In my view, petitioner should be permitted to rely on the no-fault arbitration causation findings in support of any subsequent arbitration involving the same issue against the same party, just as the tortfeasor and insurer would have been able to rely on that initial finding had petitioner been unsuccessful and instituted a civil suit. It cannot be reasonably argued that the insurer did not have a full and fair opportunity to litigate causation in the no-fault proceeding. After all, it submitted medical proof from its own physician after he conducted an examination that petitioner was contractually obligated to attend.

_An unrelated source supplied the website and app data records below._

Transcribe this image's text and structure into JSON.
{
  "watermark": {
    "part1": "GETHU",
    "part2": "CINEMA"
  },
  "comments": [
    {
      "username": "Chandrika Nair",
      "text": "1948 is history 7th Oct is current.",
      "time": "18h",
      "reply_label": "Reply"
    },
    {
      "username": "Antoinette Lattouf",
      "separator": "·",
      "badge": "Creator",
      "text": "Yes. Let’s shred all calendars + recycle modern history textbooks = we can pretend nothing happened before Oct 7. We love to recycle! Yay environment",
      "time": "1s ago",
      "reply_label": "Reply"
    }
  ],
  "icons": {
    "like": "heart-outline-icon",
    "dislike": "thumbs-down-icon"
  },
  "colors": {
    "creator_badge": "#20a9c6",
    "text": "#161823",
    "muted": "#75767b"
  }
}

Moreover, the majority’s holding directly contradicts the dictates of Insurance Law § 5106 (c) that arbitration awards are binding unless vacated or modified by a master arbitrator because it allows an unsuccessful insurer to do an end run around that statute to the extent that it effectively nullifies the findings of the no-fault arbitrator. By accepting the SUM arbitrator’s “discretion” to disregard the findings of an arbitrator on an identical issue between the same parties, this Court grants the arbitrator more authority than a trial court, appellate court, or this Court, none of which are accorded the power to review the arbitrator’s rejection of petitioner’s issue preclusion argument.{**15 NY3d at 538}

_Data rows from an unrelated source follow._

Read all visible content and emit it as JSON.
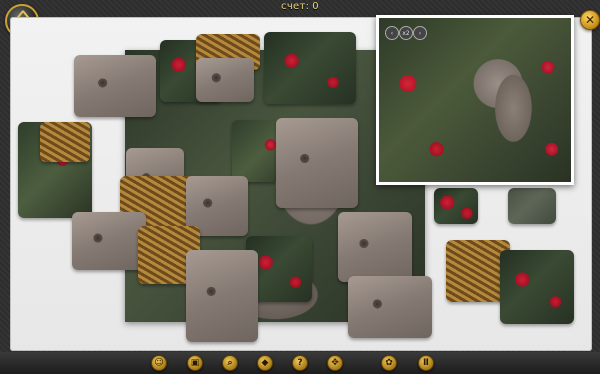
{
  "header": {
    "score_label": "счет:",
    "score_value": "0"
  },
  "preview": {
    "controls": [
      "‹",
      "x2",
      "›"
    ]
  },
  "toolbar": {
    "buttons": [
      {
        "icon": "smiley-icon",
        "glyph": "☺"
      },
      {
        "icon": "preview-image-icon",
        "glyph": "▣"
      },
      {
        "icon": "zoom-icon",
        "glyph": "⌕"
      },
      {
        "icon": "edge-pieces-icon",
        "glyph": "◆"
      },
      {
        "icon": "help-icon",
        "glyph": "?"
      },
      {
        "icon": "shuffle-icon",
        "glyph": "✥"
      },
      {
        "icon": "settings-icon",
        "glyph": "✿"
      },
      {
        "icon": "pause-icon",
        "glyph": "Ⅱ"
      }
    ]
  },
  "colors": {
    "accent_gold": "#c9a235",
    "board": "#eeeeee",
    "frame": "#2e2e2e"
  }
}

All of the cases cited by the majority involve arbitrations arising from the invocation of arbitration provisions contained in either collective bargaining agreements or inter-company insurance arbitration agreements—parties of equal size and nature who together agree to submit to the resolution of their claims in a non-judicial forum. Petitioner, like so many motorists, is forced by a sophisticated insurer to choose between arbitration and engaging, at her own expense, in the costly litigation that is itself discouraged by the statute. Having done so, she finds herself in a hall of mirrors where winning in arbitration is only the beginning, not the end of her travail.

Finally, I note that the mere finding of a causal relation between the accident and petitioner’s shoulder injury at the no-fault arbitration stage would not have necessarily resulted in a finding that petitioner was entitled to recover damages for non-economic loss in the SUM arbitration. Petitioner would still be required to prove that her damages exceeded the amount of any policy of insurance that covered the original tortfeasor (see Raffellini v State Farm Mut. Auto. Ins. Co., 9 NY3d 196, 205 [2007]). Indeed, that was the issue before the SUM arbitrator in this case, yet he never reached the “serious injury” threshold issue, opting instead to revisit the previously-determined causation finding and reach a different conclusion. Based on the foregoing, it is my view that the SUM arbitrator exceeded his authority by not granting the no-fault arbitrator’s causation finding preclusive effect, and I would therefore reverse. [*7]

Chief Judge Lippman and Judges Ciparick, Graffeo, Read and Smith concur with Judge Jones; Judge Pigott dissents and votes to reverse in a separate opinion.

Order affirmed, with costs.